§ TASK STATEMENT: All records are to be retyped faithfully and completely.

§ PROVIDED INFORMATION:
────────────────────────────────────────

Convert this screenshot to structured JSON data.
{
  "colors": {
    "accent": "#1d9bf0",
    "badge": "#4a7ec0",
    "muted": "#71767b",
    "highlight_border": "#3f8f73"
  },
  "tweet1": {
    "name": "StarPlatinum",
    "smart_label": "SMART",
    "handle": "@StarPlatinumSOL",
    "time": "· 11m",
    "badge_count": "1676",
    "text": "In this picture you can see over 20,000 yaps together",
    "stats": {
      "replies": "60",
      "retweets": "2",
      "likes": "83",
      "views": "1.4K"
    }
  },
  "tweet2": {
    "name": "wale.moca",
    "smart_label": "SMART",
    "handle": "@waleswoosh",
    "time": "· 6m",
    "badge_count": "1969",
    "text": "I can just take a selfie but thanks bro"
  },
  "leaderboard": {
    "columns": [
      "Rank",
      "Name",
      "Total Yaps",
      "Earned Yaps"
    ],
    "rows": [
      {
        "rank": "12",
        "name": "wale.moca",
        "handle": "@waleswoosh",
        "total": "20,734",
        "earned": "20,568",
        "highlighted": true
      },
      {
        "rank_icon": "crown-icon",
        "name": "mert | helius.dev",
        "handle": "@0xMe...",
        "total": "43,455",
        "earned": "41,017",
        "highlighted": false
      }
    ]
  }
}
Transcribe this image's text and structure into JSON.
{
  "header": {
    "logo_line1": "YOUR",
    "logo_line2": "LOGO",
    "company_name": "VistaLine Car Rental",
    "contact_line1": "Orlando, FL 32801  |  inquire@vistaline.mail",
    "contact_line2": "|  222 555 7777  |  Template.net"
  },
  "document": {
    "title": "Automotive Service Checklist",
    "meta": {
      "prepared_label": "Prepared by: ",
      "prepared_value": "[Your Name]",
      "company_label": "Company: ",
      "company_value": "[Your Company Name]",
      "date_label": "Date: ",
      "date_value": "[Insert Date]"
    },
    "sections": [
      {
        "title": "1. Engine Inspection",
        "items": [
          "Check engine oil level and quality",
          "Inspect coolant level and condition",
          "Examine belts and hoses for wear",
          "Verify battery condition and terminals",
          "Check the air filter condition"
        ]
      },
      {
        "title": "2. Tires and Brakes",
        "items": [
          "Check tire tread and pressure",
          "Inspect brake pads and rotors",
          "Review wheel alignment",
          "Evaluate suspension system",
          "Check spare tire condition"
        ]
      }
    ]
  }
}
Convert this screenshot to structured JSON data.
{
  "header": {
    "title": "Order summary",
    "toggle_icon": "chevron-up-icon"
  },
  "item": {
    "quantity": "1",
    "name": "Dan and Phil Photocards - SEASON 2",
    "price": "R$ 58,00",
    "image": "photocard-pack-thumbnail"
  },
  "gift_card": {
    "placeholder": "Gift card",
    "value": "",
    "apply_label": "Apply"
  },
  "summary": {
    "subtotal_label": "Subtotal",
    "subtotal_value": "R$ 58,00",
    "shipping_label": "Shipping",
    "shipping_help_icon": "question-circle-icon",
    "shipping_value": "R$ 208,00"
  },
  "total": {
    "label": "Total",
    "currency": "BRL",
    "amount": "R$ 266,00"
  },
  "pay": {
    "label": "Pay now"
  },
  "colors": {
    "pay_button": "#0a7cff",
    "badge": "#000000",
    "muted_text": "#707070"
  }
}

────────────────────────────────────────

§ EXERCISE RESPONSE:
Convert this screenshot to structured JSON data.
{
  "colors": {
    "accent": "#1d9bf0",
    "badge": "#4a7ec0",
    "muted": "#71767b",
    "highlight_border": "#3f8f73"
  },
  "tweet1": {
    "name": "StarPlatinum",
    "smart_label": "SMART",
    "handle": "@StarPlatinumSOL",
    "time": "· 11m",
    "badge_count": "1676",
    "text": "In this picture you can see over 20,000 yaps together",
    "stats": {
      "replies": "60",
      "retweets": "2",
      "likes": "83",
      "views": "1.4K"
    }
  },
  "tweet2": {
    "name": "wale.moca",
    "smart_label": "SMART",
    "handle": "@waleswoosh",
    "time": "· 6m",
    "badge_count": "1969",
    "text": "I can just take a selfie but thanks bro"
  },
  "leaderboard": {
    "columns": [
      "Rank",
      "Name",
      "Total Yaps",
      "Earned Yaps"
    ],
    "rows": [
      {
        "rank": "12",
        "name": "wale.moca",
        "handle": "@waleswoosh",
        "total": "20,734",
        "earned": "20,568",
        "highlighted": true
      },
      {
        "rank_icon": "crown-icon",
        "name": "mert | helius.dev",
        "handle": "@0xMe...",
        "total": "43,455",
        "earned": "41,017",
        "highlighted": false
      }
    ]
  }
}
Transcribe this image's text and structure into JSON.
{
  "header": {
    "logo_line1": "YOUR",
    "logo_line2": "LOGO",
    "company_name": "VistaLine Car Rental",
    "contact_line1": "Orlando, FL 32801  |  inquire@vistaline.mail",
    "contact_line2": "|  222 555 7777  |  Template.net"
  },
  "document": {
    "title": "Automotive Service Checklist",
    "meta": {
      "prepared_label": "Prepared by: ",
      "prepared_value": "[Your Name]",
      "company_label": "Company: ",
      "company_value": "[Your Company Name]",
      "date_label": "Date: ",
      "date_value": "[Insert Date]"
    },
    "sections": [
      {
        "title": "1. Engine Inspection",
        "items": [
          "Check engine oil level and quality",
          "Inspect coolant level and condition",
          "Examine belts and hoses for wear",
          "Verify battery condition and terminals",
          "Check the air filter condition"
        ]
      },
      {
        "title": "2. Tires and Brakes",
        "items": [
          "Check tire tread and pressure",
          "Inspect brake pads and rotors",
          "Review wheel alignment",
          "Evaluate suspension system",
          "Check spare tire condition"
        ]
      }
    ]
  }
}
Convert this screenshot to structured JSON data.
{
  "header": {
    "title": "Order summary",
    "toggle_icon": "chevron-up-icon"
  },
  "item": {
    "quantity": "1",
    "name": "Dan and Phil Photocards - SEASON 2",
    "price": "R$ 58,00",
    "image": "photocard-pack-thumbnail"
  },
  "gift_card": {
    "placeholder": "Gift card",
    "value": "",
    "apply_label": "Apply"
  },
  "summary": {
    "subtotal_label": "Subtotal",
    "subtotal_value": "R$ 58,00",
    "shipping_label": "Shipping",
    "shipping_help_icon": "question-circle-icon",
    "shipping_value": "R$ 208,00"
  },
  "total": {
    "label": "Total",
    "currency": "BRL",
    "amount": "R$ 266,00"
  },
  "pay": {
    "label": "Pay now"
  },
  "colors": {
    "pay_button": "#0a7cff",
    "badge": "#000000",
    "muted_text": "#707070"
  }
}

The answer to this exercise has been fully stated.